Study confirms online sales are enhanced by social recommendations and determines the actual value of "Likes"
When online retailers display customer recommendations next to their product descriptions, it can significantly increase the sales of these. This is the conclusion reached following a study undertaken by academics at Johannes Gutenberg University Mainz (JGU) and the Technische Universität (TU) Darmstadt. They conducted an experiment in cooperation with an online mail order company to determine whether product recommendations by customers have an impact on other customers' buying behavior. For this purpose, first-time visitors to the online shop www.spiele-offensive.de in early 2013 were randomly assigned to one of two possible groups. The treatment group was directed to product pages displaying social recommendations in a similar form like the thumbs-up "Like" button used by Facebook or the '+1' button used by Google+. No such customer recommendations were shown on the pages to which the members of the control group were directed. Following the four-week test phase, the shop registered an almost 13 percent higher rate of sales in the case of the group exposed to recommendations in comparison with the control group.

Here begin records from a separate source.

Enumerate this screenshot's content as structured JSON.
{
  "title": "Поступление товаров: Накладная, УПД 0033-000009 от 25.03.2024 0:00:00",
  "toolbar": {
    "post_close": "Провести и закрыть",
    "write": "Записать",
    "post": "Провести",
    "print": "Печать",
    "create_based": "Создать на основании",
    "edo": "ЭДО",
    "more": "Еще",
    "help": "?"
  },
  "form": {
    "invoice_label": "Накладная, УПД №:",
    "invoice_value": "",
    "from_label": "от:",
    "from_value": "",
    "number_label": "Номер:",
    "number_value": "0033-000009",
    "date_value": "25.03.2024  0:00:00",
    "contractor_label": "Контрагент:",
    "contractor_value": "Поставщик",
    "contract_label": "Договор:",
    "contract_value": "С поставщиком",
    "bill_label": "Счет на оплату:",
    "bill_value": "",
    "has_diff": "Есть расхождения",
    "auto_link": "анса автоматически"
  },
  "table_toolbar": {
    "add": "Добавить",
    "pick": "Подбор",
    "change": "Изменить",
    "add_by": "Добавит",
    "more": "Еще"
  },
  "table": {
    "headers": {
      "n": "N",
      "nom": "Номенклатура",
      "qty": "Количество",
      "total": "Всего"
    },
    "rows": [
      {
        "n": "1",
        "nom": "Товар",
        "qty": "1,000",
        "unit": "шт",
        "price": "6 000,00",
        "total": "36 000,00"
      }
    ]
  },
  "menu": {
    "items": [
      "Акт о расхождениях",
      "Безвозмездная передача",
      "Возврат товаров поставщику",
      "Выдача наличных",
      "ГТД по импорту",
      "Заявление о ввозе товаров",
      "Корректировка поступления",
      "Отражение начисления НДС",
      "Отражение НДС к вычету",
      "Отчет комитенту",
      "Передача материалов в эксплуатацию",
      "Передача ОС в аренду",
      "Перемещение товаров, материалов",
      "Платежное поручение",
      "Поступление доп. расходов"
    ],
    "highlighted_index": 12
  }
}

"We were actually able to identify significant differences in buying patterns," explained Dr. Jörn Grahl, Assistant Professor at Johannes Gutenberg University Mainz. Together with Professor Franz Rothlauf (also JGU) and Professor Oliver Hinz of the TU Darmstadt, Grahl discovered that the better sales figures were primarily attributable to the fact that visitors tended to spend more time searching on the sites with recommendations. There is a 22 percent greater chance that a visitor to an online shop will buy something if web pages display recommendations than if they do not. "This means that by displaying social recommendations such as 'Likes' companies acquire more new customers," concluded Grahl. "It appears that recommendations actually counteract some of the uncertainty that new customers initially experience when visiting a site."
All sorts of rumors abound on the Internet about how much a Facebook "Like" is worth. The recent study, entitled "How do social recommendations influence shopping behavior? A field experiment," looks at this aspect. It concludes that a "Like" can play two roles in online commerce. A "Like" is an indicator of the quality of a product, so that good products receive more recommendations than others. A "Like" also generates additional sales. It is very difficult to separate these two effects. "Despite the fact that 'big data' is currently seen as the solution to all problems, it doesn't really help us in this case," claimed Professor Oliver Hinz of the TU Darmstadt. "What we required here was an experimental methodology and not just vast amounts of data. Our approach has actually allowed us to determine the value of a 'Like'. And it has also become apparent that social recommendations and the 'Likes' represent valuable intangible assets for businesses and companies."
By way of an example: if a visitor to an online shop sees that a total of 300 other customers have given a "Like" to products on that site, the study claims that that visitor is likely to spend an average of 6 euro cents more – a highly significant increase in sales that is solely attributable to the display of recommendations. "This means that a 'Like' has an intrinsic value," specified Professor Franz Rothlauf. Though the value of a "Like" is only a few cents, such small amounts can very quickly add up to a considerable sum in an online shop. If the fact is taken into account that the online social network Facebook gathers a billion "Likes" in just a few days, it must be concluded that social recommendations and "Likes" have significant macroeconomic relevance.
The study was carried out in collaboration with Happyshops, a medium-sized online mail order company that operates twenty different shops online. Used for the purpose of the investigation was www.spiele-offensive.de, an online shop selling board and party games.